Pirate 4x4 banner

1 - 20 of 30 Posts

·
Registered
Joined
·
1,700 Posts
Discussion Starter #1
This may be a :homer: question, but here it goes:

Will 2019 Super Duty tire pressure monitors work with a 2011 Super Duty?

Backstory:

Needed new tires for my truck. It was much cheaper to buy a set of new takeoffs from some bro dozer than it was to buy new tires. Got a set of aluminum 18" wheels with Goodyear Wrangler A/T Kevlar whatever tires with less than 400 miles on them for $900. I want to bolt them on to my 2011 F250, but don't know anything about the tire pressure monitors and if I will have to swap them from my old wheels to the new ones. Anyone know?

Thank you.
 

·
Registered
Joined
·
127 Posts
IDK if they will work, but you can try the programming procedures to find out.


Sent from my iPhone using Tapatalk
 

·
Premium Member
Joined
·
3,052 Posts
I've just been driving around with the light on for over 100k miles.

Thought it would burn out eventually, but it's still going strong.

The light on the dash wasn't nearly as effective at alerting me as the chunks of rubber flying and what sounded like a shotgun as the tire distributed itself among the weeds.

So I decided they were pretty well useless as I actually check the tires and airbags and haven't ever bothered fixing that one.
 

·
Registered
Joined
·
1,700 Posts
Discussion Starter #5
This truck has the screen in the instrument cluster and makes lots of annoying noises and flashes annoying visuals if one of the tires gets low. I am not going to drive around with that shit going on daily. I will break beads and swap sensors before dealing with that. I am really hoping there is a way to use the 2019 sensors though. I will look up the learn process and see if I can get it to work this weekend.
 

·
Premium Member
Joined
·
1,038 Posts
This may be a :homer: question, but here it goes:
According to napa they are different. I knew they were on '16+ f150 trucks, so I looked at our parts program and they changed in 17 on the SD trucks also. Sorry, think they will not work. And, from what we learned on our f150 is that we cannot program them anymore like the older trucks. We either have to buy a new tpms tool or take them over to the ford store. good times, change is always a good thing!
 

·
Registered
Joined
·
1,700 Posts
Discussion Starter #9
For some reason this doesn't work for Fords. I have had an inflated tire with a good sensor in my bed while my spare is on and it still throws a warning. It's like it knows if the wheel(s) are not spinning.
 

·
Premium Member
Joined
·
3,610 Posts
Take the sensors off your current rims, put them all together is a small tank somehow and pressurize to 100 psi..... problem solved.
 

·
Registered
Joined
·
9 Posts
According to napa they are different. I knew they were on '16+ f150 trucks, so I looked at our parts program and they changed in 17 on the SD trucks also.
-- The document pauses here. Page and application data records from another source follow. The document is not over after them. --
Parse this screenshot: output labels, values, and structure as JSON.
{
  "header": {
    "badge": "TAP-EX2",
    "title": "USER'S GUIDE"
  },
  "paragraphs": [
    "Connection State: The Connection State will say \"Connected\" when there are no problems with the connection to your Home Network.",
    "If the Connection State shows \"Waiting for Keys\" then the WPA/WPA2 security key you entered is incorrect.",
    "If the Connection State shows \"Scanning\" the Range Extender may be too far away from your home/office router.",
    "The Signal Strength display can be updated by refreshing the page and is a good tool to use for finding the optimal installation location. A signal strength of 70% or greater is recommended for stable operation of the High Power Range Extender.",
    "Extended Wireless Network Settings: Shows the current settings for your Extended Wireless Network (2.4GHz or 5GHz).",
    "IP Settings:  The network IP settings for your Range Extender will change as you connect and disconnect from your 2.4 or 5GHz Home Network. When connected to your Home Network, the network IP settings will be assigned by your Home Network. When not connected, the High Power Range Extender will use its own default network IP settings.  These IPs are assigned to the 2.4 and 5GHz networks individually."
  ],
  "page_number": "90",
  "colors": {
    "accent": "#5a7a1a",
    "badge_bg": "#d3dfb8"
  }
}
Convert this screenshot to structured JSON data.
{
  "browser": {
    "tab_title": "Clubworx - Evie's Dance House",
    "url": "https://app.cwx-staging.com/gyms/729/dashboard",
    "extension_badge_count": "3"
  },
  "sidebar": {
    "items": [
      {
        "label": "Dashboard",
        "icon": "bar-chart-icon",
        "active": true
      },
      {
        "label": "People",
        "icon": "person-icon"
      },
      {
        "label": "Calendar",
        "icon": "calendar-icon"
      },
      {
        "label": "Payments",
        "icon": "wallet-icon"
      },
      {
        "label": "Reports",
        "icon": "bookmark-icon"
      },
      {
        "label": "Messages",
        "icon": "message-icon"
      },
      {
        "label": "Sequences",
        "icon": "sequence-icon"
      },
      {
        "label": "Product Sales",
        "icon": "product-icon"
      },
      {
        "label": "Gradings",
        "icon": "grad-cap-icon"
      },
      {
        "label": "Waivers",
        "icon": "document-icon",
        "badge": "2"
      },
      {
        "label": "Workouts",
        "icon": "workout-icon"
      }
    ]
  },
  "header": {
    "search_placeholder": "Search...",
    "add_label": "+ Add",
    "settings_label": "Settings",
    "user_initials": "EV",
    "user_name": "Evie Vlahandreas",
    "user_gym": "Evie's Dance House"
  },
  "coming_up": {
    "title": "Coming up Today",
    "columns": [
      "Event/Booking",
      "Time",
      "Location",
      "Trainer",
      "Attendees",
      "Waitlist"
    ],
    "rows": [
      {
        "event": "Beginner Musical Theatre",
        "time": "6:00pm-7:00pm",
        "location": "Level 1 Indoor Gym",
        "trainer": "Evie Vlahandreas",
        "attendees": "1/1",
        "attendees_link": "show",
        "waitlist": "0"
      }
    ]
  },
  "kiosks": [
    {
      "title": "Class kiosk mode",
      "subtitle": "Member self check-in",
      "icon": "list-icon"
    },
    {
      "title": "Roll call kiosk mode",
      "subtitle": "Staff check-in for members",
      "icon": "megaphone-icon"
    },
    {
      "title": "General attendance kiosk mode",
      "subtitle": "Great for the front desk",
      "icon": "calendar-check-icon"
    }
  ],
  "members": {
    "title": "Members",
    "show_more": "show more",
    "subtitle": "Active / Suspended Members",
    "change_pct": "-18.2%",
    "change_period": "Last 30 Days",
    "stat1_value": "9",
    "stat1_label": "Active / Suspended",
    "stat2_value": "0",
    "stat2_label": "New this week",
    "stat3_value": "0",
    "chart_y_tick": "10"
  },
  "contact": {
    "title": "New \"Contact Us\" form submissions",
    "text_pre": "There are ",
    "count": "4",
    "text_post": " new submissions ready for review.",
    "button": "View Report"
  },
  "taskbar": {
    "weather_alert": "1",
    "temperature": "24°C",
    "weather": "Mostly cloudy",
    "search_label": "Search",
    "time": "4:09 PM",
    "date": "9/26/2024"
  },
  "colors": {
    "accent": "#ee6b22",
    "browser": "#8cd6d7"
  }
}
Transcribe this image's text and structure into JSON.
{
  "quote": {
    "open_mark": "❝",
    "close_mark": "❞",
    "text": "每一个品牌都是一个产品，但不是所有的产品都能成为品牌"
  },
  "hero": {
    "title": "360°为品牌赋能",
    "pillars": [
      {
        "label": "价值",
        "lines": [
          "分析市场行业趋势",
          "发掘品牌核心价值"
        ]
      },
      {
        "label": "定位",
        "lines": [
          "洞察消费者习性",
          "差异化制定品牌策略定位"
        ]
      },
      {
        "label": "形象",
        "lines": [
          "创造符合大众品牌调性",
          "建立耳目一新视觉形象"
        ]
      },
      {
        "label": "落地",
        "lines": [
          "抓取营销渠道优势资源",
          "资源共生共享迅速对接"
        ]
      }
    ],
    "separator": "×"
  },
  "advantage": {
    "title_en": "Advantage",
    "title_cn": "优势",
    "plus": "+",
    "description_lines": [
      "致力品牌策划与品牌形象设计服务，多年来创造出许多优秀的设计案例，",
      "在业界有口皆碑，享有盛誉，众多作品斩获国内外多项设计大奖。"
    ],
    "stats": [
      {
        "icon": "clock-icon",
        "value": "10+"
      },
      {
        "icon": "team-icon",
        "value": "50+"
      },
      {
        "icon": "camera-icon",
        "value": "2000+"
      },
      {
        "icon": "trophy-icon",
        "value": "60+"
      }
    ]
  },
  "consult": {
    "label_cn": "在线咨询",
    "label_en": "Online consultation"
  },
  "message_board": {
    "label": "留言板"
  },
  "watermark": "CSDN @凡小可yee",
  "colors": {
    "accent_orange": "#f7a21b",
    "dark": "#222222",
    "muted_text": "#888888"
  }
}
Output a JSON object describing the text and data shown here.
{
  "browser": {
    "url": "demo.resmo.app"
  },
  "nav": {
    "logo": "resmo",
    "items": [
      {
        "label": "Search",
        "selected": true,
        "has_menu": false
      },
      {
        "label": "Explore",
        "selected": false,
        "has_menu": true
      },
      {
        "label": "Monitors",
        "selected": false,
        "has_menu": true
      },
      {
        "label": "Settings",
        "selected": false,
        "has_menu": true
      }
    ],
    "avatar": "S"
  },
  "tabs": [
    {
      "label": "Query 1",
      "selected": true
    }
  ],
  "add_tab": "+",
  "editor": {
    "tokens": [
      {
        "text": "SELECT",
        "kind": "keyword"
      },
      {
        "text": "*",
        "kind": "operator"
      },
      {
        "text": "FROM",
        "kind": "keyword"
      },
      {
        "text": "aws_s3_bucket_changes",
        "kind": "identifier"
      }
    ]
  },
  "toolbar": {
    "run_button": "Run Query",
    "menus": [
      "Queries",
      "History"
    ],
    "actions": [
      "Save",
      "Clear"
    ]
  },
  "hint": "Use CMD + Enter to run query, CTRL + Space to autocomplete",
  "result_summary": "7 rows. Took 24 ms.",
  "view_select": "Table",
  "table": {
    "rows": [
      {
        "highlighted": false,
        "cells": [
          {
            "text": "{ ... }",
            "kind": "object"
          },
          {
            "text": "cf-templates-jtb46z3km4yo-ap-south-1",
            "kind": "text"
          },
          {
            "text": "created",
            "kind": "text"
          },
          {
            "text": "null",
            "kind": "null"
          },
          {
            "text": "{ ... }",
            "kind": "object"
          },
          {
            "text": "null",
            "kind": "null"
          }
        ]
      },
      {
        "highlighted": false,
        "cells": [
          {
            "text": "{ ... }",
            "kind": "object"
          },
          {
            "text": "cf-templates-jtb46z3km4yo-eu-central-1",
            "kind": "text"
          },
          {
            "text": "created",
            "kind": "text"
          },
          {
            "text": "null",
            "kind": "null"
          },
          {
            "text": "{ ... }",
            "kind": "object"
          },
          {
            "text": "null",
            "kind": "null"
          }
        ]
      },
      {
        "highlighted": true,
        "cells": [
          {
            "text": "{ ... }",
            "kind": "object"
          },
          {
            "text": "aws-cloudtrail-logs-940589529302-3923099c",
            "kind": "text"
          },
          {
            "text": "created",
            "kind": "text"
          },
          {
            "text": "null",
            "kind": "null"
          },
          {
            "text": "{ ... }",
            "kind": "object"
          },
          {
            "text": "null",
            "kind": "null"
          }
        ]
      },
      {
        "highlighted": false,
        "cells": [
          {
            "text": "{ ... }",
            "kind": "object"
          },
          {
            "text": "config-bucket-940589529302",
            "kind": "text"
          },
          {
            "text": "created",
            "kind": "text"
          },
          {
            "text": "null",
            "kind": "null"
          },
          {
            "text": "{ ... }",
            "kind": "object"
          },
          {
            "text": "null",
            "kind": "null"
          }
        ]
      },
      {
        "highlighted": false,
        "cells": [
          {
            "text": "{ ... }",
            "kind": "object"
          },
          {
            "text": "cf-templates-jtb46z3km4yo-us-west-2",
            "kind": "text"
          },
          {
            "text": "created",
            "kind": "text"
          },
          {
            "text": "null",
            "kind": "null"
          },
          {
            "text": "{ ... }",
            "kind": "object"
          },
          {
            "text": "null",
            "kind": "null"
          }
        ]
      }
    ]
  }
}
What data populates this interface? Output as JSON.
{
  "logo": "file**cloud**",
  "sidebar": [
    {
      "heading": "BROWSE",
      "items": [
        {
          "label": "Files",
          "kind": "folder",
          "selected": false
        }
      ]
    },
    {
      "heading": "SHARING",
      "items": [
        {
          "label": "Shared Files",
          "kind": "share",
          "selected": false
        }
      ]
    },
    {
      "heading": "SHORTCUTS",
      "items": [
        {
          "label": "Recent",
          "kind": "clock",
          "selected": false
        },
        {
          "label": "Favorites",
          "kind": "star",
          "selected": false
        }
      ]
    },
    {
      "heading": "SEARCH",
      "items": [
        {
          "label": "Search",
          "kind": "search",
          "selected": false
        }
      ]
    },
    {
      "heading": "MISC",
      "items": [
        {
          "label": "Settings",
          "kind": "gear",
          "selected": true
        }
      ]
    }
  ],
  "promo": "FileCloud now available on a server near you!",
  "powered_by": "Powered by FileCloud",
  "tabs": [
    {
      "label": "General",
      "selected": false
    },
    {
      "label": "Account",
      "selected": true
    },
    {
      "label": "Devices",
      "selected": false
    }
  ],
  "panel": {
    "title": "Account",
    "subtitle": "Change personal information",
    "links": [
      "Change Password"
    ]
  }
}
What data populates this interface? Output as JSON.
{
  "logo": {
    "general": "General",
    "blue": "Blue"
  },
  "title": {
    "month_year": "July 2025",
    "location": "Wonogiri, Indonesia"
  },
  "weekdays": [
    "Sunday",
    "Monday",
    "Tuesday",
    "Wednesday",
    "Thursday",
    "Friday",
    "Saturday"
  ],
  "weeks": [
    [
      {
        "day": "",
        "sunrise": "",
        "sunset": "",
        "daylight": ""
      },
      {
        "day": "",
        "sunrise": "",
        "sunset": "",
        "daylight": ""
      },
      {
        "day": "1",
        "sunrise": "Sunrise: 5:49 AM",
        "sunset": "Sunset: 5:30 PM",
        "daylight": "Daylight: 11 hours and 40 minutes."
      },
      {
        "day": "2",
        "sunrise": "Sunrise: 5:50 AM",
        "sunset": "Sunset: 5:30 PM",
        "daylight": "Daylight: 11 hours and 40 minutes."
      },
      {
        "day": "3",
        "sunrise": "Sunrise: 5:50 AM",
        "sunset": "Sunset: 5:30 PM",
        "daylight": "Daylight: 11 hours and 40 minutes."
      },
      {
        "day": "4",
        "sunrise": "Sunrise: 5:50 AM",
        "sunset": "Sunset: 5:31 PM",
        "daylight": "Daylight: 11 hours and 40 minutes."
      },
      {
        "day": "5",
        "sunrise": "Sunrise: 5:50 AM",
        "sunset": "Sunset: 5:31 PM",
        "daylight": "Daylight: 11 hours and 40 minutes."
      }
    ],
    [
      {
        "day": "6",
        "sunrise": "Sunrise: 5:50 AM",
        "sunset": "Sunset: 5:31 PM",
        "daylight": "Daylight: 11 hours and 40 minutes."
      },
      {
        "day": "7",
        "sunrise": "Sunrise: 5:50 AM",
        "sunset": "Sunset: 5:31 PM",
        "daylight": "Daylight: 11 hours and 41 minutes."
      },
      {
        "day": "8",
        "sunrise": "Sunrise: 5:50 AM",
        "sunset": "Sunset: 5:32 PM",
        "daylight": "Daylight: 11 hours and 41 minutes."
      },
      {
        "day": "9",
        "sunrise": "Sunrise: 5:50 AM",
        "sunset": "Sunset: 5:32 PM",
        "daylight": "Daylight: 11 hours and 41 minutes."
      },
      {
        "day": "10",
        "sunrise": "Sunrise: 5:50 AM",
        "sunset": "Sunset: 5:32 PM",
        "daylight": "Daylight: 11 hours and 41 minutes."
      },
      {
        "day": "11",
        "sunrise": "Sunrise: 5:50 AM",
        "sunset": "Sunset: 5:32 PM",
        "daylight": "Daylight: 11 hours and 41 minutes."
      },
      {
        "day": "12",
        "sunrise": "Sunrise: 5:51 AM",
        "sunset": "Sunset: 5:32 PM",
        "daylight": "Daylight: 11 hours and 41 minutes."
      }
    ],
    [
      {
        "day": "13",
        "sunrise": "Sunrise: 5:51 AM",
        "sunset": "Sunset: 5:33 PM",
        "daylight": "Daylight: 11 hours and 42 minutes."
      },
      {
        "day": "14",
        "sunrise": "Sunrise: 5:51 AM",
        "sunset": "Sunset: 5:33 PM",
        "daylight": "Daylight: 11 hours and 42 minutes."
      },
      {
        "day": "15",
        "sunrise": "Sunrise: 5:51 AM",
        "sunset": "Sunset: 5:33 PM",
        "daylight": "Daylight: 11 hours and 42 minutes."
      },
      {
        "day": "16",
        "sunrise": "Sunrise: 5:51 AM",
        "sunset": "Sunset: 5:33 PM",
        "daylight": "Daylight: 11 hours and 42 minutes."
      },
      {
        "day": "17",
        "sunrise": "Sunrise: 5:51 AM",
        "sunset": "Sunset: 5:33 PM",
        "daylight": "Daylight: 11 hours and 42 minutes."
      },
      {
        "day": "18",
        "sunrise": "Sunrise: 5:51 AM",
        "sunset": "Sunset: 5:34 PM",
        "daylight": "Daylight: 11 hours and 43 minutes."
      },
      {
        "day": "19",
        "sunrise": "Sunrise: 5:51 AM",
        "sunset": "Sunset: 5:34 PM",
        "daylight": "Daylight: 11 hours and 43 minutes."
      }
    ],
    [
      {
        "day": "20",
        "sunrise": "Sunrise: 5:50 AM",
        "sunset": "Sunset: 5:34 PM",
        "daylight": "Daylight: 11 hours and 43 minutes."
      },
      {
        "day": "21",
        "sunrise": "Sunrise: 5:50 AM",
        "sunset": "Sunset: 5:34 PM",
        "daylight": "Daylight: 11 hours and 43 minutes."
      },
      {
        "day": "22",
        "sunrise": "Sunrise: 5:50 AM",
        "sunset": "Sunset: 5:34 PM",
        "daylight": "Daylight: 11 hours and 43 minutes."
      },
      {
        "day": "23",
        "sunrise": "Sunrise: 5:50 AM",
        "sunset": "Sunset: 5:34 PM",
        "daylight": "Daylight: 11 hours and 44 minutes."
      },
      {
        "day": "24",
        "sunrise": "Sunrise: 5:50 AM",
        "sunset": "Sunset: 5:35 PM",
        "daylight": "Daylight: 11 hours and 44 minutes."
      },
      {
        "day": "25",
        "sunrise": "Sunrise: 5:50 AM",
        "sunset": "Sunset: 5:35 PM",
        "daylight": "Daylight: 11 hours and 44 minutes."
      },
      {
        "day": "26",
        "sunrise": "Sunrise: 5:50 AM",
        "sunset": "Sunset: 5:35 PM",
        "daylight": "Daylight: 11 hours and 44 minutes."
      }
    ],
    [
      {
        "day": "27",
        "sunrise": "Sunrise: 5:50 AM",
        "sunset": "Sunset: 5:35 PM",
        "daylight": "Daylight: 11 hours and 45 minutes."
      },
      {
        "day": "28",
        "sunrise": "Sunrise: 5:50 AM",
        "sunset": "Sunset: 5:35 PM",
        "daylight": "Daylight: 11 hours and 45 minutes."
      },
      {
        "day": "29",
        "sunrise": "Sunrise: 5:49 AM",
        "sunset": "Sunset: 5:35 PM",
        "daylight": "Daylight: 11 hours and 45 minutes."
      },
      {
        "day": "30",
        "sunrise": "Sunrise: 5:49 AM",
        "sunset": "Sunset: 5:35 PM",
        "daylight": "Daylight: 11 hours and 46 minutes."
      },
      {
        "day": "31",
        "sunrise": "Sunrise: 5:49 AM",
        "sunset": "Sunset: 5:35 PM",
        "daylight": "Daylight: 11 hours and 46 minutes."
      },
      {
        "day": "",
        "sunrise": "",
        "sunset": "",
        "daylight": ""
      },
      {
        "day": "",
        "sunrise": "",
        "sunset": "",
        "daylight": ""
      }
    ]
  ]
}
Sorry, think they will not work. And, from what we learned on our f150 is that we cannot program them anymore like the older trucks. We either have to buy a new tpms tool or take them over to the ford store. good times, change is always a good thing!
Part numbers may have changed (because of physical differences) but the signal that is transmitted may be the same. I remember being able to replace the banded sensors with valve stem sensors on 2010-2016-ish Fords. Same with GMs aluminum stem sensors with newer rubber stem sensors.

Worth a try if your truck does not need the TPMS tool and you can use the deflate method. Keep in mind the tire needs to deflate pretty low before the horn sounds during the learn process. If it does not honk, then all you lost is time and air pressure:D
 

·
Registered
Joined
·
1,700 Posts
Discussion Starter #17
So I read the link provided above, but how do I know if I can do the honk method? The link was confusing.
 
1 - 20 of 30 Posts
Top